HOLYWELL (Welsh, Tref/0)ton, the town of the well), • a parliamentary borough and market-town of Flintshire, North Wales, is beautifully situated on an eminence near the left bank of the estuary of the Dee, and about 2 miles from the station on the Chester and Holyhead line, 17 miles from Cluster. The streets are irregular, but spacious and well-paved, while many of the buildings are substantial and elegant, and give the town an air of prosperity and opulence. The parish church, dedicated to St Winifred, and erected in 1769, but retaining some columns of a more ancient structure, is a plain edifice with a strong embattled tower. Near the railway station are the remains of Basingwerk abbey, partly Saxon and partly Early Pointed. Of the old fort called Basingwerk castle scarcely any traces now remain. Until the commencement of the present century the size of Holywell was inconsiderable, but since then its prosperity has been uninterruptedly increasing, owing to the lead quarries and the lead, copper, and zinc mines of the vicinity. The town possesses lead smelting works, a shot manufactory, and copper, brass, and zinc works. The population of the parliamentary borough in 1871 was 7961.

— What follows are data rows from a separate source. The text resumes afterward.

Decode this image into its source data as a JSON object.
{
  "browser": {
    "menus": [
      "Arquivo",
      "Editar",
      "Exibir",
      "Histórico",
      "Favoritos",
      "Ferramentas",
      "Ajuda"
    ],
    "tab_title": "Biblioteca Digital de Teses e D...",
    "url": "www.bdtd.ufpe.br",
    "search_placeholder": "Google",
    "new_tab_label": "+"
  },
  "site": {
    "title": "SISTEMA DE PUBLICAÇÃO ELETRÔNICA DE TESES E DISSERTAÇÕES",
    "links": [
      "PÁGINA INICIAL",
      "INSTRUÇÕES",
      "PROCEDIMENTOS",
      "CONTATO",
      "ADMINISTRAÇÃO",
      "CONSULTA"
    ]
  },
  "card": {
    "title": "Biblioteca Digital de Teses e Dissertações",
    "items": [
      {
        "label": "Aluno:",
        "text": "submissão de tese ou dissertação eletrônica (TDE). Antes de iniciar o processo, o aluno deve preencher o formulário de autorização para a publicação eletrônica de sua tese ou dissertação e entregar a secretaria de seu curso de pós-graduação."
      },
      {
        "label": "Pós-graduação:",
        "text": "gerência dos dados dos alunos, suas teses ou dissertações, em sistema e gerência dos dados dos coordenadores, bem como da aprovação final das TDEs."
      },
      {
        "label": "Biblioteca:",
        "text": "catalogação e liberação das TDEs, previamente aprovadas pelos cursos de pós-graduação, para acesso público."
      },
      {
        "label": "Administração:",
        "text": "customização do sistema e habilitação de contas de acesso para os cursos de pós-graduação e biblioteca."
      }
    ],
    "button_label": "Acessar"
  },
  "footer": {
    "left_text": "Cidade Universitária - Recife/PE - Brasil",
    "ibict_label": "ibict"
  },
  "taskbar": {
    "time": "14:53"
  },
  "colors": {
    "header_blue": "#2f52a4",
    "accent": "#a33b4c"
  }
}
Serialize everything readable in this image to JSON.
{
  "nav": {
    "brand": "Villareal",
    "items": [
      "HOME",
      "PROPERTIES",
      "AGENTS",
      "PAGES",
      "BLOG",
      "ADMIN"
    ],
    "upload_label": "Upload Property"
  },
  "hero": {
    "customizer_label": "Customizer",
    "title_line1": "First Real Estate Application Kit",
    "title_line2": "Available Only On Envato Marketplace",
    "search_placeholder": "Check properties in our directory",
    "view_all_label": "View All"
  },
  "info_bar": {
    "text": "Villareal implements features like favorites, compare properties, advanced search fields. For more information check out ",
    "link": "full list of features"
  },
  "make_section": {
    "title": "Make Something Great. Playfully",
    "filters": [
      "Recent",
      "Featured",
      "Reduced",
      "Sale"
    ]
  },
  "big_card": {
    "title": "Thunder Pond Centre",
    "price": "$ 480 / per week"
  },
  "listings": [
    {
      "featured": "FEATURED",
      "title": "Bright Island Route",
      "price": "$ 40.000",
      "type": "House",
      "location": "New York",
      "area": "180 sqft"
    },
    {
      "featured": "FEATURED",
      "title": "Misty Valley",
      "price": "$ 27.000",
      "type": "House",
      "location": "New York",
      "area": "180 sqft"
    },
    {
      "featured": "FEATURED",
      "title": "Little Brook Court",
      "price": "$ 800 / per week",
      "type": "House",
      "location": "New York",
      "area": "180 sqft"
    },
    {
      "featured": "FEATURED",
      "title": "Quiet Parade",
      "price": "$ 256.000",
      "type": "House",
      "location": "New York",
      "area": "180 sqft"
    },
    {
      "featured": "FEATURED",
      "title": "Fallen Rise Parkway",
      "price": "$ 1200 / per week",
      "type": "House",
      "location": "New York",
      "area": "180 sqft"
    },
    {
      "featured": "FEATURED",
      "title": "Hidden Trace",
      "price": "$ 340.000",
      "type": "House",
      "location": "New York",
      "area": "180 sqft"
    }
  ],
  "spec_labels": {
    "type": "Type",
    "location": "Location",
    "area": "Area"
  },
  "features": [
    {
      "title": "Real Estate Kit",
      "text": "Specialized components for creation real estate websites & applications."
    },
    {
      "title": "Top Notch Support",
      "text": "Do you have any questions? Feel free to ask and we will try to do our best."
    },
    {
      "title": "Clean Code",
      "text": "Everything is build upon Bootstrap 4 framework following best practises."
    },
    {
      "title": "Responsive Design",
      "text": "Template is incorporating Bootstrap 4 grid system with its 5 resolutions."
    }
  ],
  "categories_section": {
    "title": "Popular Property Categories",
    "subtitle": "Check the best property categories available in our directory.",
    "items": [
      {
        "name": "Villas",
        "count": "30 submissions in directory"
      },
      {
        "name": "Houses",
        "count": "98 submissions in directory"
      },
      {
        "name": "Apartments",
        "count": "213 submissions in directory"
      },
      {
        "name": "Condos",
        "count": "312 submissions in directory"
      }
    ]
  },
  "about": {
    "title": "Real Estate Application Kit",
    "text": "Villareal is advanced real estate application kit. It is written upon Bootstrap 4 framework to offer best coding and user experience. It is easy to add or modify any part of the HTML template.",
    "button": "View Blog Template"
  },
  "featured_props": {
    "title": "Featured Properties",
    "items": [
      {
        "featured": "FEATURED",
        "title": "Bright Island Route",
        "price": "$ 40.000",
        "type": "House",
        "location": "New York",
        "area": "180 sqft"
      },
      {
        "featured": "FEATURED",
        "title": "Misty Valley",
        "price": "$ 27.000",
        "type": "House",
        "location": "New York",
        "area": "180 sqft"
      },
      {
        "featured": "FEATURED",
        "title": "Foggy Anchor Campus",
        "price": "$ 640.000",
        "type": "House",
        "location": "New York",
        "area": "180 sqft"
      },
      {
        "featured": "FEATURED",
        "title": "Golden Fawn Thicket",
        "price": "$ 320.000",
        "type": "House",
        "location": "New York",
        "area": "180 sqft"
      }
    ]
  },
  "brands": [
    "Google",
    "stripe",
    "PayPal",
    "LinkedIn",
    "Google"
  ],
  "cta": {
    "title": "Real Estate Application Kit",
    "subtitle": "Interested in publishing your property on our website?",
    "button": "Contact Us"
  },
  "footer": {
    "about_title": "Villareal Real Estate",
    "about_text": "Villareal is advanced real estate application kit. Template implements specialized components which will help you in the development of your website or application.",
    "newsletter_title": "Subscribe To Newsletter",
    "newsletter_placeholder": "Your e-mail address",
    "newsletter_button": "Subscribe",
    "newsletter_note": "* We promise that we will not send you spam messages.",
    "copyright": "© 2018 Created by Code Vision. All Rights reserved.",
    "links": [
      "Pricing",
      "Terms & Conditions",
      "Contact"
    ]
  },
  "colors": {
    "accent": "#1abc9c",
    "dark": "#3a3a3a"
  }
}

The well of St Winifred, from which the town takes its name, long considered one of the wonders of Wales, is a spring of water which rushes up at the rate of 21 tons a minute. its temperature is higher than that of ordinary spring water, and varies very little with the different seasons. The stones at the bottom of the well have a slightly reddish colouring due to vegetable substances, a fact which doubtless suggested the legend according to which the spring gushed up 011 the spot where rested toe head of the virgin Winifred, who had been decapitated by a lover offended at her constancy to her monastic vows. The well is covered by a fine Gothic building said to have keen erected by Margaret, countess of Richmond, mother of Henry VII., but having some portions which are of earlier date. The exquisite chapel above has been restored, and is used for public service. :Many Bonner Catholics still visit the well, and swimming-baths have been erected for general use.